__YOUR INSTRUCTIONS__. Read the data and repeat all of it exactly.

══════════

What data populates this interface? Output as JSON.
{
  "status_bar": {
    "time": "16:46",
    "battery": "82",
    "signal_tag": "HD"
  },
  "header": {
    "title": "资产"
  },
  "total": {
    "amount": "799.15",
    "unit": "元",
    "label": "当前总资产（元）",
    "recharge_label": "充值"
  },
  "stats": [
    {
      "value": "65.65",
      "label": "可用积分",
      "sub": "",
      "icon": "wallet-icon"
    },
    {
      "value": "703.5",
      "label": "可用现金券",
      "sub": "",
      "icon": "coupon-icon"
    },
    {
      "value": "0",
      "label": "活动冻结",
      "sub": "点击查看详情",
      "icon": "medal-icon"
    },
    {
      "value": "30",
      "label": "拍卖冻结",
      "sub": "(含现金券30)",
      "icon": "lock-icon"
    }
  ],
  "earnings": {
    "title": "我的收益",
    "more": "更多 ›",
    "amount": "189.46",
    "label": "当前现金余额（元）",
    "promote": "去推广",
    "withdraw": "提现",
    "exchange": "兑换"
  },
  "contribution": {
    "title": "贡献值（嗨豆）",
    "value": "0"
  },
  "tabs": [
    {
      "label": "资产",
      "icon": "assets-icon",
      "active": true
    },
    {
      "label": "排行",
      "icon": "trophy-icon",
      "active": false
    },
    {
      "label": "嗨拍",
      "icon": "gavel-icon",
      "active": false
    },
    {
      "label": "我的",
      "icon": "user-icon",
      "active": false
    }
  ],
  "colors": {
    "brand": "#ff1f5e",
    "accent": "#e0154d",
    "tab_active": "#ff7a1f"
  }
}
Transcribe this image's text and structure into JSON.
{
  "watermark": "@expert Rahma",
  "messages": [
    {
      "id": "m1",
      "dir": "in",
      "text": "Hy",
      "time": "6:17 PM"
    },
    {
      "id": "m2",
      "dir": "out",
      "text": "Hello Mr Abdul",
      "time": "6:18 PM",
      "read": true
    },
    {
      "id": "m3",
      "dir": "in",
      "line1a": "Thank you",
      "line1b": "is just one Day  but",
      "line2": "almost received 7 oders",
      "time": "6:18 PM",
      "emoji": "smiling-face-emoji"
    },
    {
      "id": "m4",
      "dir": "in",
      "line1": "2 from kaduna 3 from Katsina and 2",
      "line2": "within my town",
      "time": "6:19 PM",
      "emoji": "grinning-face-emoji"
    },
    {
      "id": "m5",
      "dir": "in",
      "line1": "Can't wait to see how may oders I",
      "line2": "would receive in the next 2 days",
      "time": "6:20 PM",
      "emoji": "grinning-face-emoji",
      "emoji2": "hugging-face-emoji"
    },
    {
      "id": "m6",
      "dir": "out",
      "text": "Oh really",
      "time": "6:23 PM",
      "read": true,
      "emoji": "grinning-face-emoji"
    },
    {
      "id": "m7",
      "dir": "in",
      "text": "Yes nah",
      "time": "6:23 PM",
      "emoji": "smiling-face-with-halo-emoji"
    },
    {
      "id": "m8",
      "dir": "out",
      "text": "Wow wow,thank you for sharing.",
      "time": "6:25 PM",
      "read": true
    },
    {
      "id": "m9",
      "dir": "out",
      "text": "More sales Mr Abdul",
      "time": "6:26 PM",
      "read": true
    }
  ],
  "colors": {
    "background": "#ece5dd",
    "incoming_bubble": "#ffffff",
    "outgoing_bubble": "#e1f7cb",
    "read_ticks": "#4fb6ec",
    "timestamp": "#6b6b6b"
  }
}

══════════

__WORKED SOLUTION__.
What data populates this interface? Output as JSON.
{
  "status_bar": {
    "time": "16:46",
    "battery": "82",
    "signal_tag": "HD"
  },
  "header": {
    "title": "资产"
  },
  "total": {
    "amount": "799.15",
    "unit": "元",
    "label": "当前总资产（元）",
    "recharge_label": "充值"
  },
  "stats": [
    {
      "value": "65.65",
      "label": "可用积分",
      "sub": "",
      "icon": "wallet-icon"
    },
    {
      "value": "703.5",
      "label": "可用现金券",
      "sub": "",
      "icon": "coupon-icon"
    },
    {
      "value": "0",
      "label": "活动冻结",
      "sub": "点击查看详情",
      "icon": "medal-icon"
    },
    {
      "value": "30",
      "label": "拍卖冻结",
      "sub": "(含现金券30)",
      "icon": "lock-icon"
    }
  ],
  "earnings": {
    "title": "我的收益",
    "more": "更多 ›",
    "amount": "189.46",
    "label": "当前现金余额（元）",
    "promote": "去推广",
    "withdraw": "提现",
    "exchange": "兑换"
  },
  "contribution": {
    "title": "贡献值（嗨豆）",
    "value": "0"
  },
  "tabs": [
    {
      "label": "资产",
      "icon": "assets-icon",
      "active": true
    },
    {
      "label": "排行",
      "icon": "trophy-icon",
      "active": false
    },
    {
      "label": "嗨拍",
      "icon": "gavel-icon",
      "active": false
    },
    {
      "label": "我的",
      "icon": "user-icon",
      "active": false
    }
  ],
  "colors": {
    "brand": "#ff1f5e",
    "accent": "#e0154d",
    "tab_active": "#ff7a1f"
  }
}
Transcribe this image's text and structure into JSON.
{
  "watermark": "@expert Rahma",
  "messages": [
    {
      "id": "m1",
      "dir": "in",
      "text": "Hy",
      "time": "6:17 PM"
    },
    {
      "id": "m2",
      "dir": "out",
      "text": "Hello Mr Abdul",
      "time": "6:18 PM",
      "read": true
    },
    {
      "id": "m3",
      "dir": "in",
      "line1a": "Thank you",
      "line1b": "is just one Day  but",
      "line2": "almost received 7 oders",
      "time": "6:18 PM",
      "emoji": "smiling-face-emoji"
    },
    {
      "id": "m4",
      "dir": "in",
      "line1": "2 from kaduna 3 from Katsina and 2",
      "line2": "within my town",
      "time": "6:19 PM",
      "emoji": "grinning-face-emoji"
    },
    {
      "id": "m5",
      "dir": "in",
      "line1": "Can't wait to see how may oders I",
      "line2": "would receive in the next 2 days",
      "time": "6:20 PM",
      "emoji": "grinning-face-emoji",
      "emoji2": "hugging-face-emoji"
    },
    {
      "id": "m6",
      "dir": "out",
      "text": "Oh really",
      "time": "6:23 PM",
      "read": true,
      "emoji": "grinning-face-emoji"
    },
    {
      "id": "m7",
      "dir": "in",
      "text": "Yes nah",
      "time": "6:23 PM",
      "emoji": "smiling-face-with-halo-emoji"
    },
    {
      "id": "m8",
      "dir": "out",
      "text": "Wow wow,thank you for sharing.",
      "time": "6:25 PM",
      "read": true
    },
    {
      "id": "m9",
      "dir": "out",
      "text": "More sales Mr Abdul",
      "time": "6:26 PM",
      "read": true
    }
  ],
  "colors": {
    "background": "#ece5dd",
    "incoming_bubble": "#ffffff",
    "outgoing_bubble": "#e1f7cb",
    "read_ticks": "#4fb6ec",
    "timestamp": "#6b6b6b"
  }
}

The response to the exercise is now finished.